YOUR GOAL.
Please go line by line and repeat the data below exactly, with no images.
DATA below:
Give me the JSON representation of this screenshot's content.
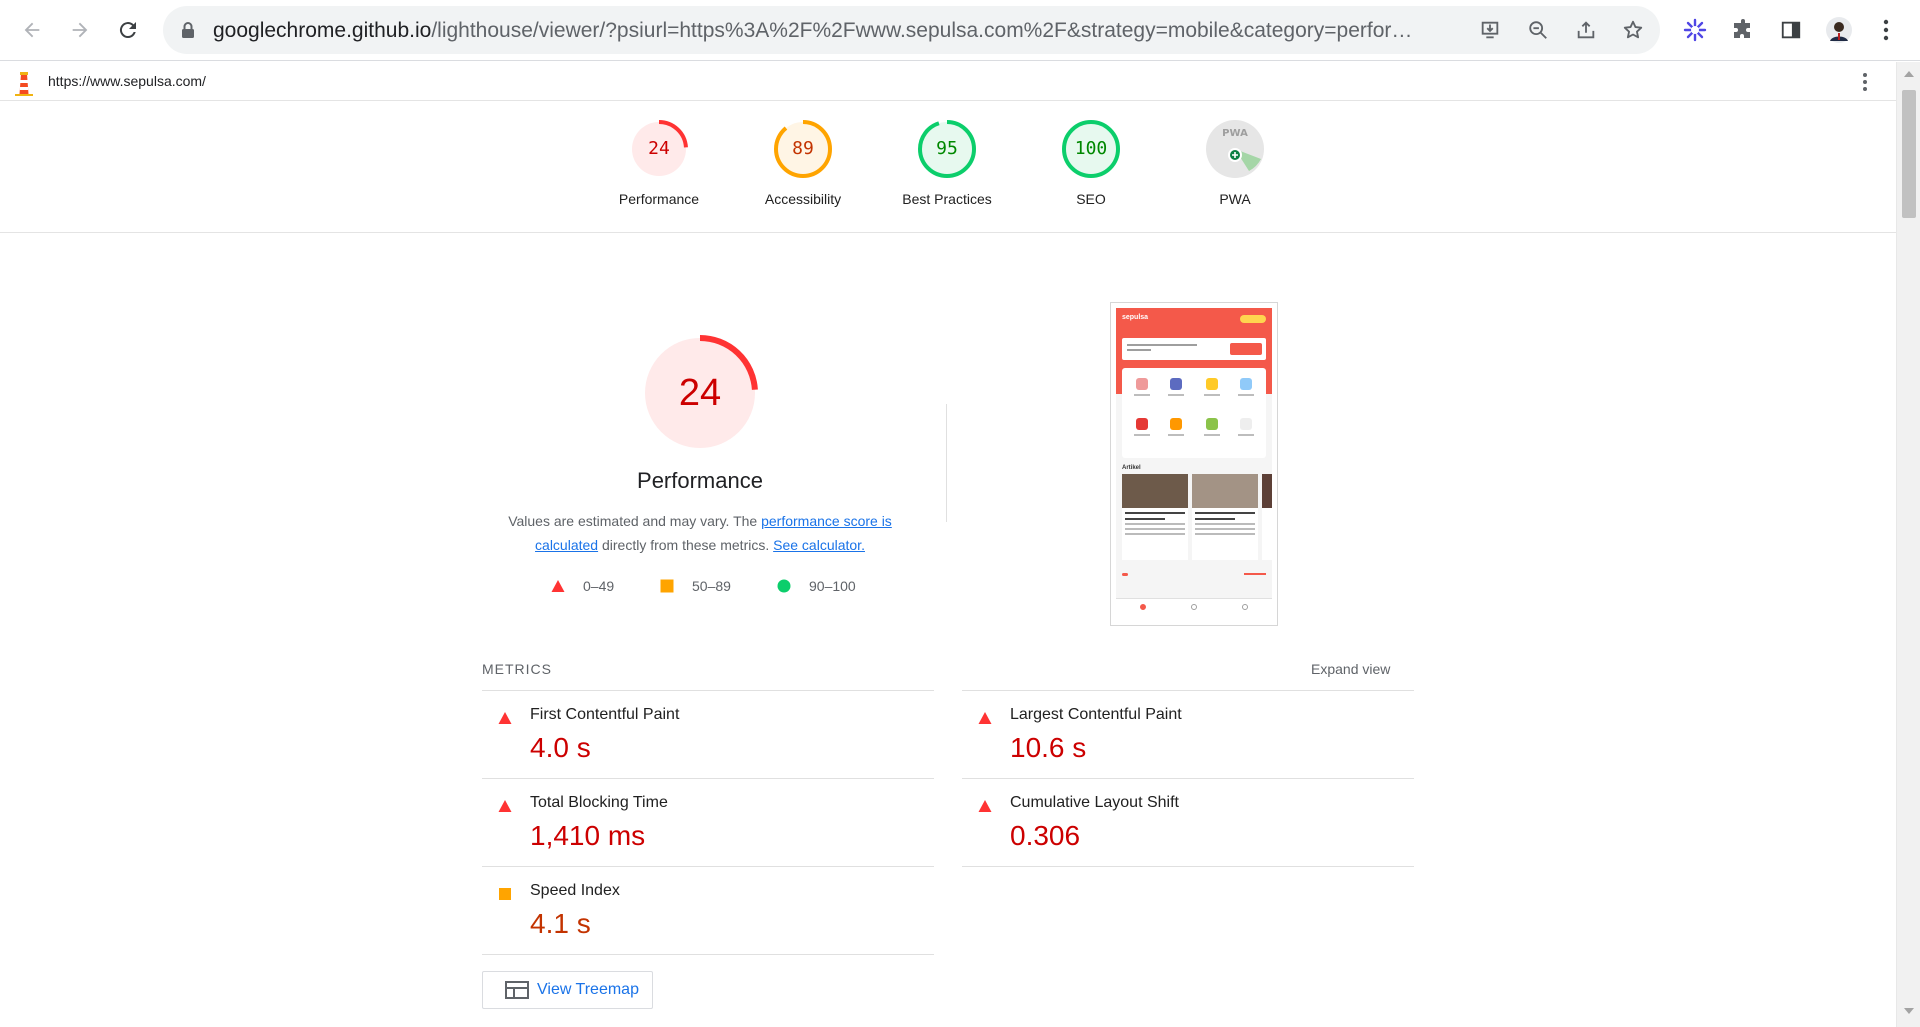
{
  "browser": {
    "url_host": "googlechrome.github.io",
    "url_path": "/lighthouse/viewer/?psiurl=https%3A%2F%2Fwww.sepulsa.com%2F&strategy=mobile&category=performance&category=accessibility&category=best-practices&category=seo&category=pwa"
  },
  "report": {
    "url": "https://www.sepulsa.com/"
  },
  "gauges": [
    {
      "label": "Performance",
      "score": "24",
      "fraction": 0.24,
      "color": "#ff3333",
      "bg": "#ffeaea",
      "text_color": "#cc0000"
    },
    {
      "label": "Accessibility",
      "score": "89",
      "fraction": 0.89,
      "color": "#ffa400",
      "bg": "#fff5e5",
      "text_color": "#c33300"
    },
    {
      "label": "Best Practices",
      "score": "95",
      "fraction": 0.95,
      "color": "#0cce6b",
      "bg": "#e7f9ef",
      "text_color": "#008800"
    },
    {
      "label": "SEO",
      "score": "100",
      "fraction": 1.0,
      "color": "#0cce6b",
      "bg": "#e7f9ef",
      "text_color": "#008800"
    },
    {
      "label": "PWA",
      "score": "PWA",
      "fraction": 0.3,
      "color": "#9e9e9e",
      "bg": "#e6e6e6",
      "text_color": "#9e9e9e"
    }
  ],
  "performance": {
    "score": "24",
    "title": "Performance",
    "desc_prefix": "Values are estimated and may vary. The ",
    "desc_link1": "performance score is calculated",
    "desc_middle": " directly from these metrics. ",
    "desc_link2": "See calculator."
  },
  "legend": [
    {
      "range": "0–49",
      "shape": "triangle",
      "color": "#ff3333"
    },
    {
      "range": "50–89",
      "shape": "square",
      "color": "#ffa400"
    },
    {
      "range": "90–100",
      "shape": "circle",
      "color": "#0cce6b"
    }
  ],
  "thumbnail": {
    "logo": "sepulsa",
    "section_title": "Artikel"
  },
  "metrics": {
    "heading": "METRICS",
    "expand_label": "Expand view",
    "items": [
      {
        "name": "First Contentful Paint",
        "value": "4.0 s",
        "status": "fail"
      },
      {
        "name": "Largest Contentful Paint",
        "value": "10.6 s",
        "status": "fail"
      },
      {
        "name": "Total Blocking Time",
        "value": "1,410 ms",
        "status": "fail"
      },
      {
        "name": "Cumulative Layout Shift",
        "value": "0.306",
        "status": "fail"
      },
      {
        "name": "Speed Index",
        "value": "4.1 s",
        "status": "average"
      }
    ]
  },
  "treemap_label": "View Treemap",
  "colors": {
    "fail": "#cc0000",
    "average": "#c33300",
    "link": "#1a73e8"
  }
}
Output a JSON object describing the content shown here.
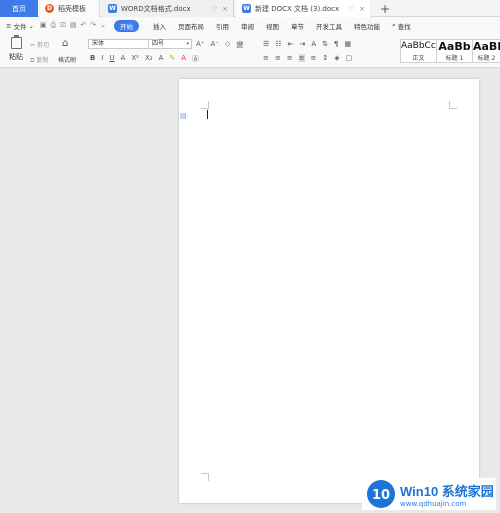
{
  "tabs": {
    "home": "首页",
    "template": "稻壳模板",
    "doc1": "WORD文档格式.docx",
    "doc2": "新建 DOCX 文档 (3).docx",
    "add": "+",
    "tab_tool_a": "♡",
    "tab_tool_b": "×"
  },
  "menu": {
    "file": "文件",
    "items": [
      "开始",
      "插入",
      "页面布局",
      "引用",
      "审阅",
      "视图",
      "章节",
      "开发工具",
      "特色功能"
    ],
    "search": "查找"
  },
  "ribbon": {
    "paste": "粘贴",
    "cut": "剪切",
    "copy": "复制",
    "format_painter": "格式刷",
    "font_name": "宋体",
    "font_size": "四号",
    "styles": [
      {
        "sample": "AaBbCcI",
        "caption": "正文"
      },
      {
        "sample": "AaBb",
        "caption": "标题 1"
      },
      {
        "sample": "AaBb",
        "caption": "标题 2"
      }
    ]
  },
  "watermark": {
    "brand": "Win10 系统家园",
    "url": "www.qdhuajin.com"
  },
  "colors": {
    "accent": "#3e7be8",
    "page": "#ffffff",
    "workspace": "#e9e9e9"
  }
}
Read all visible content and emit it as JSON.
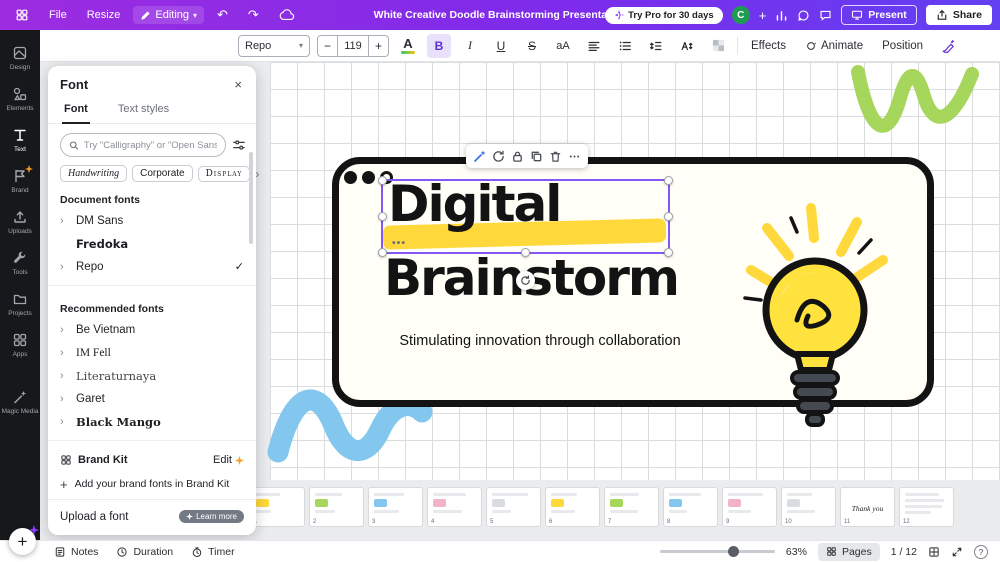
{
  "topbar": {
    "file": "File",
    "resize": "Resize",
    "editing": "Editing",
    "title": "White Creative Doodle Brainstorming Presentation",
    "try_pro": "Try Pro for 30 days",
    "avatar_initial": "C",
    "present": "Present",
    "share": "Share"
  },
  "toolbar": {
    "font_name": "Repo",
    "font_size": "119",
    "minus": "−",
    "plus": "+",
    "color_letter": "A",
    "bold": "B",
    "italic": "I",
    "underline": "U",
    "strikethrough": "S",
    "case_toggle": "aA",
    "effects": "Effects",
    "animate": "Animate",
    "position": "Position"
  },
  "font_panel": {
    "title": "Font",
    "tabs": {
      "font": "Font",
      "text_styles": "Text styles"
    },
    "search_placeholder": "Try \"Calligraphy\" or \"Open Sans\"",
    "chips": [
      {
        "label": "Handwriting"
      },
      {
        "label": "Corporate"
      },
      {
        "label": "Display"
      }
    ],
    "document_fonts_label": "Document fonts",
    "document_fonts": [
      {
        "name": "DM Sans"
      },
      {
        "name": "Fredoka"
      },
      {
        "name": "Repo",
        "selected": true
      }
    ],
    "recommended_label": "Recommended fonts",
    "recommended_fonts": [
      {
        "name": "Be Vietnam"
      },
      {
        "name": "IM Fell"
      },
      {
        "name": "Literaturnaya"
      },
      {
        "name": "Garet"
      },
      {
        "name": "Black Mango"
      }
    ],
    "brand_kit": {
      "label": "Brand Kit",
      "edit": "Edit"
    },
    "add_brand_fonts": "Add your brand fonts in Brand Kit",
    "upload": {
      "label": "Upload a font",
      "badge": "Learn more"
    }
  },
  "sidebar": {
    "items": [
      {
        "label": "Design"
      },
      {
        "label": "Elements"
      },
      {
        "label": "Text"
      },
      {
        "label": "Brand"
      },
      {
        "label": "Uploads"
      },
      {
        "label": "Tools"
      },
      {
        "label": "Projects"
      },
      {
        "label": "Apps"
      },
      {
        "label": "Magic Media"
      }
    ]
  },
  "canvas": {
    "title_line1": "Digital",
    "title_line2": "Brainstorm",
    "subtitle": "Stimulating innovation through collaboration"
  },
  "thumbnails": [
    {
      "n": "1"
    },
    {
      "n": "2"
    },
    {
      "n": "3"
    },
    {
      "n": "4"
    },
    {
      "n": "5"
    },
    {
      "n": "6"
    },
    {
      "n": "7"
    },
    {
      "n": "8"
    },
    {
      "n": "9"
    },
    {
      "n": "10"
    },
    {
      "n": "11",
      "label": "Thank you"
    },
    {
      "n": "12"
    }
  ],
  "statusbar": {
    "notes": "Notes",
    "duration": "Duration",
    "timer": "Timer",
    "zoom": "63%",
    "pages": "Pages",
    "page_indicator": "1 / 12"
  },
  "colors": {
    "accent": "#8b3dff",
    "highlight": "#ffd93b",
    "green": "#a6d65c",
    "blue": "#84c7ee",
    "selection": "#8457f6"
  }
}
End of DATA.
YOUR RESPONSE.
Give me the JSON representation of this screenshot's content.
{
  "browser": {
    "url_host": "googlechrome.github.io",
    "url_path": "/lighthouse/viewer/?psiurl=https%3A%2F%2Fwww.sepulsa.com%2F&strategy=mobile&category=performance&category=accessibility&category=best-practices&category=seo&category=pwa"
  },
  "report": {
    "url": "https://www.sepulsa.com/"
  },
  "gauges": [
    {
      "label": "Performance",
      "score": "24",
      "fraction": 0.24,
      "color": "#ff3333",
      "bg": "#ffeaea",
      "text_color": "#cc0000"
    },
    {
      "label": "Accessibility",
      "score": "89",
      "fraction": 0.89,
      "color": "#ffa400",
      "bg": "#fff5e5",
      "text_color": "#c33300"
    },
    {
      "label": "Best Practices",
      "score": "95",
      "fraction": 0.95,
      "color": "#0cce6b",
      "bg": "#e7f9ef",
      "text_color": "#008800"
    },
    {
      "label": "SEO",
      "score": "100",
      "fraction": 1.0,
      "color": "#0cce6b",
      "bg": "#e7f9ef",
      "text_color": "#008800"
    },
    {
      "label": "PWA",
      "score": "PWA",
      "fraction": 0.3,
      "color": "#9e9e9e",
      "bg": "#e6e6e6",
      "text_color": "#9e9e9e"
    }
  ],
  "performance": {
    "score": "24",
    "title": "Performance",
    "desc_prefix": "Values are estimated and may vary. The ",
    "desc_link1": "performance score is calculated",
    "desc_middle": " directly from these metrics. ",
    "desc_link2": "See calculator."
  },
  "legend": [
    {
      "range": "0–49",
      "shape": "triangle",
      "color": "#ff3333"
    },
    {
      "range": "50–89",
      "shape": "square",
      "color": "#ffa400"
    },
    {
      "range": "90–100",
      "shape": "circle",
      "color": "#0cce6b"
    }
  ],
  "thumbnail": {
    "logo": "sepulsa",
    "section_title": "Artikel"
  },
  "metrics": {
    "heading": "METRICS",
    "expand_label": "Expand view",
    "items": [
      {
        "name": "First Contentful Paint",
        "value": "4.0 s",
        "status": "fail"
      },
      {
        "name": "Largest Contentful Paint",
        "value": "10.6 s",
        "status": "fail"
      },
      {
        "name": "Total Blocking Time",
        "value": "1,410 ms",
        "status": "fail"
      },
      {
        "name": "Cumulative Layout Shift",
        "value": "0.306",
        "status": "fail"
      },
      {
        "name": "Speed Index",
        "value": "4.1 s",
        "status": "average"
      }
    ]
  },
  "treemap_label": "View Treemap",
  "colors": {
    "fail": "#cc0000",
    "average": "#c33300",
    "link": "#1a73e8"
  }
}
Output a JSON object describing the content shown here.
{
  "tabs": {
    "home": "首页",
    "template": "稻壳模板",
    "doc1": "WORD文档格式.docx",
    "doc2": "新建 DOCX 文档 (3).docx",
    "add": "+",
    "tab_tool_a": "♡",
    "tab_tool_b": "×"
  },
  "menu": {
    "file": "文件",
    "items": [
      "开始",
      "插入",
      "页面布局",
      "引用",
      "审阅",
      "视图",
      "章节",
      "开发工具",
      "特色功能"
    ],
    "search": "查找"
  },
  "ribbon": {
    "paste": "粘贴",
    "cut": "剪切",
    "copy": "复制",
    "format_painter": "格式刷",
    "font_name": "宋体",
    "font_size": "四号",
    "styles": [
      {
        "sample": "AaBbCcI",
        "caption": "正文"
      },
      {
        "sample": "AaBb",
        "caption": "标题 1"
      },
      {
        "sample": "AaBb",
        "caption": "标题 2"
      }
    ]
  },
  "watermark": {
    "brand": "Win10 系统家园",
    "url": "www.qdhuajin.com"
  },
  "colors": {
    "accent": "#3e7be8",
    "page": "#ffffff",
    "workspace": "#e9e9e9"
  }
}
Read all visible content and emit it as JSON.
{
  "topbar": {
    "file": "File",
    "resize": "Resize",
    "editing": "Editing",
    "title": "White Creative Doodle Brainstorming Presentation",
    "try_pro": "Try Pro for 30 days",
    "avatar_initial": "C",
    "present": "Present",
    "share": "Share"
  },
  "toolbar": {
    "font_name": "Repo",
    "font_size": "119",
    "minus": "−",
    "plus": "+",
    "color_letter": "A",
    "bold": "B",
    "italic": "I",
    "underline": "U",
    "strikethrough": "S",
    "case_toggle": "aA",
    "effects": "Effects",
    "animate": "Animate",
    "position": "Position"
  },
  "font_panel": {
    "title": "Font",
    "tabs": {
      "font": "Font",
      "text_styles": "Text styles"
    },
    "search_placeholder": "Try \"Calligraphy\" or \"Open Sans\"",
    "chips": [
      {
        "label": "Handwriting"
      },
      {
        "label": "Corporate"
      },
      {
        "label": "Display"
      }
    ],
    "document_fonts_label": "Document fonts",
    "document_fonts": [
      {
        "name": "DM Sans"
      },
      {
        "name": "Fredoka"
      },
      {
        "name": "Repo",
        "selected": true
      }
    ],
    "recommended_label": "Recommended fonts",
    "recommended_fonts": [
      {
        "name": "Be Vietnam"
      },
      {
        "name": "IM Fell"
      },
      {
        "name": "Literaturnaya"
      },
      {
        "name": "Garet"
      },
      {
        "name": "Black Mango"
      }
    ],
    "brand_kit": {
      "label": "Brand Kit",
      "edit": "Edit"
    },
    "add_brand_fonts": "Add your brand fonts in Brand Kit",
    "upload": {
      "label": "Upload a font",
      "badge": "Learn more"
    }
  },
  "sidebar": {
    "items": [
      {
        "label": "Design"
      },
      {
        "label": "Elements"
      },
      {
        "label": "Text"
      },
      {
        "label": "Brand"
      },
      {
        "label": "Uploads"
      },
      {
        "label": "Tools"
      },
      {
        "label": "Projects"
      },
      {
        "label": "Apps"
      },
      {
        "label": "Magic Media"
      }
    ]
  },
  "canvas": {
    "title_line1": "Digital",
    "title_line2": "Brainstorm",
    "subtitle": "Stimulating innovation through collaboration"
  },
  "thumbnails": [
    {
      "n": "1"
    },
    {
      "n": "2"
    },
    {
      "n": "3"
    },
    {
      "n": "4"
    },
    {
      "n": "5"
    },
    {
      "n": "6"
    },
    {
      "n": "7"
    },
    {
      "n": "8"
    },
    {
      "n": "9"
    },
    {
      "n": "10"
    },
    {
      "n": "11",
      "label": "Thank you"
    },
    {
      "n": "12"
    }
  ],
  "statusbar": {
    "notes": "Notes",
    "duration": "Duration",
    "timer": "Timer",
    "zoom": "63%",
    "pages": "Pages",
    "page_indicator": "1 / 12"
  },
  "colors": {
    "accent": "#8b3dff",
    "highlight": "#ffd93b",
    "green": "#a6d65c",
    "blue": "#84c7ee",
    "selection": "#8457f6"
  }
}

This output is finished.